> [WHAT TO PRODUCE]:
Among the entries beneath this sentence, how many lines include the word "JSON"? Only the number is wanted.

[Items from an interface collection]
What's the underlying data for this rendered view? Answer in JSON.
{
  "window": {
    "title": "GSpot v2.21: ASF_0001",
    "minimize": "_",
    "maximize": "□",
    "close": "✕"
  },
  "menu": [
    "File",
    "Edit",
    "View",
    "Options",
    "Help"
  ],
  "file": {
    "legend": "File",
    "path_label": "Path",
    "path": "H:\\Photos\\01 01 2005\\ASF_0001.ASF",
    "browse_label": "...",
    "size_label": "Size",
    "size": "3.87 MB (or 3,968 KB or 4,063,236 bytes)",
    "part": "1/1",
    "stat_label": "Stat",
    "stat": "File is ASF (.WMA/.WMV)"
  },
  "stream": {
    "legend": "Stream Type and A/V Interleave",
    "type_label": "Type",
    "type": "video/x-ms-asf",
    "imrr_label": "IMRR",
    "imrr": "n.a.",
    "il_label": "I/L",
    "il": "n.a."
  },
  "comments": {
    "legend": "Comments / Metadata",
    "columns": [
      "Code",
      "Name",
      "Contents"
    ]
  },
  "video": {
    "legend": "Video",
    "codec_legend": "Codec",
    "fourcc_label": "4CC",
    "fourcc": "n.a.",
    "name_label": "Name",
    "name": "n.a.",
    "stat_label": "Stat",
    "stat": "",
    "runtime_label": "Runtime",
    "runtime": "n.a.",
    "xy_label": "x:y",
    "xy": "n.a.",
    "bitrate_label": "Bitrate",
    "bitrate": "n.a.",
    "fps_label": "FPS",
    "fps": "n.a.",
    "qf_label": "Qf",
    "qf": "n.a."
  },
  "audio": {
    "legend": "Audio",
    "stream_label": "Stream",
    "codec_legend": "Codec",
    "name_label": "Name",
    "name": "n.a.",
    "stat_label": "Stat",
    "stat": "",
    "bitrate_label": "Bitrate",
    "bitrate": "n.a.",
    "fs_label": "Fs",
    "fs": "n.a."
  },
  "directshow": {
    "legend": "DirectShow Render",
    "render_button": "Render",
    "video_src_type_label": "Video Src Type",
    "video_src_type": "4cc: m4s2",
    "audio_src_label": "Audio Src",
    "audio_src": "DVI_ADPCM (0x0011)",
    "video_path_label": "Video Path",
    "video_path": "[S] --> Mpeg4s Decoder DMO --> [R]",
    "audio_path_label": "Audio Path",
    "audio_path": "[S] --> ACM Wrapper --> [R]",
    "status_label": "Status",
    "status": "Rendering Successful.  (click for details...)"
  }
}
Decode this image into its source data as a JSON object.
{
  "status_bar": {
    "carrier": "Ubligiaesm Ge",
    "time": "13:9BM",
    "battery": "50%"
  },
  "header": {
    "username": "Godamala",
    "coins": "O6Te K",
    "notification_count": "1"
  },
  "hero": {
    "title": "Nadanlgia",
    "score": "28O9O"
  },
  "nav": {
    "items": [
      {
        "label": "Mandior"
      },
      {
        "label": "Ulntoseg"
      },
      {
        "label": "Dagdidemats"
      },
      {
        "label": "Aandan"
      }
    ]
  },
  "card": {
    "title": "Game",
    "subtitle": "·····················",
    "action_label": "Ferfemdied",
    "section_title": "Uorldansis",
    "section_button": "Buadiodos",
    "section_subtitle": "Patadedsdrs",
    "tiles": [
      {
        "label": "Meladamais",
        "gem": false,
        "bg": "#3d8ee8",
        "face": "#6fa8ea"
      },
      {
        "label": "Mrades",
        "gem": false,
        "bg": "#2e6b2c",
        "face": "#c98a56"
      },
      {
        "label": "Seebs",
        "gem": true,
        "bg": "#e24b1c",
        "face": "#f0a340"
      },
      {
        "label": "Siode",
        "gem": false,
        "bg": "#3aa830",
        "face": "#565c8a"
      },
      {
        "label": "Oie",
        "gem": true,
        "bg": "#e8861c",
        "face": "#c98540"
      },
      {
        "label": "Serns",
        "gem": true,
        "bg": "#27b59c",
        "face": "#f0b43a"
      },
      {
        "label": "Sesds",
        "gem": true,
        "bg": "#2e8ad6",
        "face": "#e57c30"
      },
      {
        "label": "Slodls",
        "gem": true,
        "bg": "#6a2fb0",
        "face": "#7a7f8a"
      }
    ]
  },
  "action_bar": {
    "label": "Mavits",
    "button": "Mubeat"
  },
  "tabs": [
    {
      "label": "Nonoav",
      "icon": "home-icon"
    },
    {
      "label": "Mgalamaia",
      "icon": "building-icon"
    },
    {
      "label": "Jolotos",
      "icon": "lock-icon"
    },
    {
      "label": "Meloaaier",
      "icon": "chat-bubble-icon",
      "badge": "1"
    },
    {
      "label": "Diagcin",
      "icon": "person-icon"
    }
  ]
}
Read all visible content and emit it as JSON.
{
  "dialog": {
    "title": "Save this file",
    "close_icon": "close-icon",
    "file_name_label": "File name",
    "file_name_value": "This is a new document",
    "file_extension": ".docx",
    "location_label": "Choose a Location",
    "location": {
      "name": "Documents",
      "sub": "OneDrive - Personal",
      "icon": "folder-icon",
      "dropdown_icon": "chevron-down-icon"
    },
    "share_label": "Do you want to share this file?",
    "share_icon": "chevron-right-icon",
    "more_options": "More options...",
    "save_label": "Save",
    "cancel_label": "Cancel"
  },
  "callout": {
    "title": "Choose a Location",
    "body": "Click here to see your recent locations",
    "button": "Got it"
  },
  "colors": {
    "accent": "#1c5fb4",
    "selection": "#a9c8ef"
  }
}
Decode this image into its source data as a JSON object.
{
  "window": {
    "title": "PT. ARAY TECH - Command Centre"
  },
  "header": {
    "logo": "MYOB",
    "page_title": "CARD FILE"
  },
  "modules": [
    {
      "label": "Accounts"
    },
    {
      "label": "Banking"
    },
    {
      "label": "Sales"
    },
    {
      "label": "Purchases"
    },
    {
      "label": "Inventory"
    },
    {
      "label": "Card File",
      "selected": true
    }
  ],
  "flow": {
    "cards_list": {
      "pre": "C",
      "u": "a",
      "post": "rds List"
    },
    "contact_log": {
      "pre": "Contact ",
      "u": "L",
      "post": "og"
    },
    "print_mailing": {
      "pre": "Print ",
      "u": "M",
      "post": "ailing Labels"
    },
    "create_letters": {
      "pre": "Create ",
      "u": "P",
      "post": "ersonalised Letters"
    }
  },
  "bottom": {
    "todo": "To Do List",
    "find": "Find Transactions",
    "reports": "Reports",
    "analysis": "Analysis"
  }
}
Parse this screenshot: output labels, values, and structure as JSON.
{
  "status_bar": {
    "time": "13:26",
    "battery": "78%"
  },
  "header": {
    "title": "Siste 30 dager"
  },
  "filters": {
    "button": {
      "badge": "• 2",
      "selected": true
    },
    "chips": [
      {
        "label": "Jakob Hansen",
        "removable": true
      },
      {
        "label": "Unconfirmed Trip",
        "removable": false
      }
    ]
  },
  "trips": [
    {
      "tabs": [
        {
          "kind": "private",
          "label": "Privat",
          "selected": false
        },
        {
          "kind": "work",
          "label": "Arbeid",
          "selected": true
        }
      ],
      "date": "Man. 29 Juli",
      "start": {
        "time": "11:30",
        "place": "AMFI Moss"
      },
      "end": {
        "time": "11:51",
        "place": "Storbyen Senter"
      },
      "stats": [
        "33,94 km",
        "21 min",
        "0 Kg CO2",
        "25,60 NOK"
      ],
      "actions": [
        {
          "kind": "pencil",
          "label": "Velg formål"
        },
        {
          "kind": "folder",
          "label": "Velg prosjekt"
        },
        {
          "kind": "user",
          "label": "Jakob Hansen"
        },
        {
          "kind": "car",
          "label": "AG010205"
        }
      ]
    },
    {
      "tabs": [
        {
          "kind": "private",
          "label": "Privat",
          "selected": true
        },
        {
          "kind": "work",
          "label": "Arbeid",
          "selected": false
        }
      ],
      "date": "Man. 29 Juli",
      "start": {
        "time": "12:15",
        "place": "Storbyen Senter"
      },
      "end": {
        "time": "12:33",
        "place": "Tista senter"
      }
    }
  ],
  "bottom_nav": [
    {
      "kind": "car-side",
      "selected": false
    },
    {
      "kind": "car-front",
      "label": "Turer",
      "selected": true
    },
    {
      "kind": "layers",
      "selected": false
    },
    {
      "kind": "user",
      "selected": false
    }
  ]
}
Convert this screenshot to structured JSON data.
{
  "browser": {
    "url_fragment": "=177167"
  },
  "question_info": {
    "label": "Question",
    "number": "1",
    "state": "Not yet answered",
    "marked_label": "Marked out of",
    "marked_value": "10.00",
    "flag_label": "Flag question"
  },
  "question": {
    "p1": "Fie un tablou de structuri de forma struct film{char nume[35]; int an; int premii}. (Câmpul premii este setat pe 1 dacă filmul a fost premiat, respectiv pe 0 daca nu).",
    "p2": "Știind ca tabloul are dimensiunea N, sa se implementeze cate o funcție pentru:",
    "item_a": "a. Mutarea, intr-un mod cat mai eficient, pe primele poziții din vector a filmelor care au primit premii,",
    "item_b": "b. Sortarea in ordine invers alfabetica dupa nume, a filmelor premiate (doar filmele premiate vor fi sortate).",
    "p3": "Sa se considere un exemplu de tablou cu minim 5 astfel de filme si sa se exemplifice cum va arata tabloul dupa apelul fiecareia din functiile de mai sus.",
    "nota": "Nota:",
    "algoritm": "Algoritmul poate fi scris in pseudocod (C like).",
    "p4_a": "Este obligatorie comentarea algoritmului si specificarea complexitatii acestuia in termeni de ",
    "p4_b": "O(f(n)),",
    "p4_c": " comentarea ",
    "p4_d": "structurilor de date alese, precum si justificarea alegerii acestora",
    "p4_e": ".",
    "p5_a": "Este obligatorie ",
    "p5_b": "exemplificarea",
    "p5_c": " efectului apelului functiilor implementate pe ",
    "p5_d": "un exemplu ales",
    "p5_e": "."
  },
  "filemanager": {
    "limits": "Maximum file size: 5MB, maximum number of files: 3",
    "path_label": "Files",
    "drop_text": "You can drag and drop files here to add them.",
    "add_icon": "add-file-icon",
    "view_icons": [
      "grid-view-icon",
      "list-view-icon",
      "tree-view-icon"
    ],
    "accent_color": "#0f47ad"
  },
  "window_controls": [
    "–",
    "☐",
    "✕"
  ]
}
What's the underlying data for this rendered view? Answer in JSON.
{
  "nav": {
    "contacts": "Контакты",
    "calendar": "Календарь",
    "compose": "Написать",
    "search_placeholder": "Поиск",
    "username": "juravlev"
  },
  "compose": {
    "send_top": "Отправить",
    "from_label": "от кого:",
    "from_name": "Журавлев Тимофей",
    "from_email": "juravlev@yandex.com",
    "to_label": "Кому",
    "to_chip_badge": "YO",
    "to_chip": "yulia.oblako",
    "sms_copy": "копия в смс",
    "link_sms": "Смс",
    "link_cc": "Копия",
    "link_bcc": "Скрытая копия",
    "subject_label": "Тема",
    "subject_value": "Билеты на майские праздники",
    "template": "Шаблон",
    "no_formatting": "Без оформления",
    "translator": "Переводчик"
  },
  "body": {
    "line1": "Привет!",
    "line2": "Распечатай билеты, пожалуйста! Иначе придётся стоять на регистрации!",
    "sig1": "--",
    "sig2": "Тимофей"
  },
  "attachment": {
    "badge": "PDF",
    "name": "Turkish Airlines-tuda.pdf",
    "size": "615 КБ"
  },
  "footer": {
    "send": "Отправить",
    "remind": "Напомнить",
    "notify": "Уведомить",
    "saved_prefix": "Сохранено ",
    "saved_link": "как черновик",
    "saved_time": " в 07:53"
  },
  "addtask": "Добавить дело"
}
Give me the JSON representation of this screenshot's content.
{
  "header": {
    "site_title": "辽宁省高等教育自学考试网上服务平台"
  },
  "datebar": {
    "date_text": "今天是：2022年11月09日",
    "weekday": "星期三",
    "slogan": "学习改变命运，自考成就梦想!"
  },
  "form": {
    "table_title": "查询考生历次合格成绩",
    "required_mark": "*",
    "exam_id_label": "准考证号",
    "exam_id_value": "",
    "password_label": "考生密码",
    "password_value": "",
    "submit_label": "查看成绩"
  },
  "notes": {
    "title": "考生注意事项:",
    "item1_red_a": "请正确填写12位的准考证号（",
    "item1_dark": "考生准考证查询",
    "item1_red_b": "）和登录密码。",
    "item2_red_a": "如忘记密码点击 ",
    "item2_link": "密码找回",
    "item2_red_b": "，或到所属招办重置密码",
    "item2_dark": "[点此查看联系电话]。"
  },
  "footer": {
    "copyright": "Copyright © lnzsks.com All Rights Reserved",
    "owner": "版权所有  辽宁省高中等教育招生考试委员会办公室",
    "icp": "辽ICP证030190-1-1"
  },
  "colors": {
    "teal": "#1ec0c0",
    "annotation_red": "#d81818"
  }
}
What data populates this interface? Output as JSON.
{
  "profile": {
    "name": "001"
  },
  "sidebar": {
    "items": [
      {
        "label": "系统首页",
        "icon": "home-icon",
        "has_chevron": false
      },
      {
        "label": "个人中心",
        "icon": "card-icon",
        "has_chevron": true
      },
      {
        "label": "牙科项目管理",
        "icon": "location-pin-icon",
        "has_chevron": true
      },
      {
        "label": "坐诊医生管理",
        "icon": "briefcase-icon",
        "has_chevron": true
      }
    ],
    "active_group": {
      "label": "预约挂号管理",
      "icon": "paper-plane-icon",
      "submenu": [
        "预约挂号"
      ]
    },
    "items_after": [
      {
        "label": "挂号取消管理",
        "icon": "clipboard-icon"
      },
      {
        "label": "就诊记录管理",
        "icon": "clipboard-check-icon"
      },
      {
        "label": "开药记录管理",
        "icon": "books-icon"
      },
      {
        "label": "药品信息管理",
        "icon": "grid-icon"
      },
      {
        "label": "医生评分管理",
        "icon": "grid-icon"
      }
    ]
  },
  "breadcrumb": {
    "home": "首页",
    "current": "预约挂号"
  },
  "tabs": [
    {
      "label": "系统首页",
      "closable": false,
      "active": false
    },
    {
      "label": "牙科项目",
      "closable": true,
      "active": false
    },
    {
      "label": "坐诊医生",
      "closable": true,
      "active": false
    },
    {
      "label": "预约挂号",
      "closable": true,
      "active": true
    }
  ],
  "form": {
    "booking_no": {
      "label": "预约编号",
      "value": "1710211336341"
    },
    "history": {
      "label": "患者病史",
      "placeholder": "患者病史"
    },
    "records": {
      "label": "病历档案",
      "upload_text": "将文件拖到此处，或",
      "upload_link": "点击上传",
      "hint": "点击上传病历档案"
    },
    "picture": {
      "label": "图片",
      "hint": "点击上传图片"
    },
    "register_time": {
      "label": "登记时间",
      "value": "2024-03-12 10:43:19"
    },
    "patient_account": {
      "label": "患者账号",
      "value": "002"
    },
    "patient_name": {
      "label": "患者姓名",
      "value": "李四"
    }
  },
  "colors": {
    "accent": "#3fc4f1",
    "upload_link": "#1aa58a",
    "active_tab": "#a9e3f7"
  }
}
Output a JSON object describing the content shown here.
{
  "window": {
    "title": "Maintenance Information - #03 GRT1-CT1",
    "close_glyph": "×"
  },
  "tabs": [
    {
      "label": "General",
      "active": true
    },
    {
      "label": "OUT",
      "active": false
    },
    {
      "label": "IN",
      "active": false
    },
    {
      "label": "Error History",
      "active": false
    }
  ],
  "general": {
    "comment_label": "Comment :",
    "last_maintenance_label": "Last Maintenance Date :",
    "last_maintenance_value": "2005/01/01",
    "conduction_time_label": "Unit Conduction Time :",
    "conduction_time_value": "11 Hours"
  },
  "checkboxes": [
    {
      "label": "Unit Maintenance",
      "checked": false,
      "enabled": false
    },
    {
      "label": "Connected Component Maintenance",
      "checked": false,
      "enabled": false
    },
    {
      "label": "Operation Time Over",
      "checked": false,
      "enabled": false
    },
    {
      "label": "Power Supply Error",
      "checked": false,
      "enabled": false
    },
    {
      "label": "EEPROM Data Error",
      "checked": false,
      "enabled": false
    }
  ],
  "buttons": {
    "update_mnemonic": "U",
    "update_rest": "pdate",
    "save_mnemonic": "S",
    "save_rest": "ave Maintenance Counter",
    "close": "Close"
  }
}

> [THE COMPLETED TASK]:
10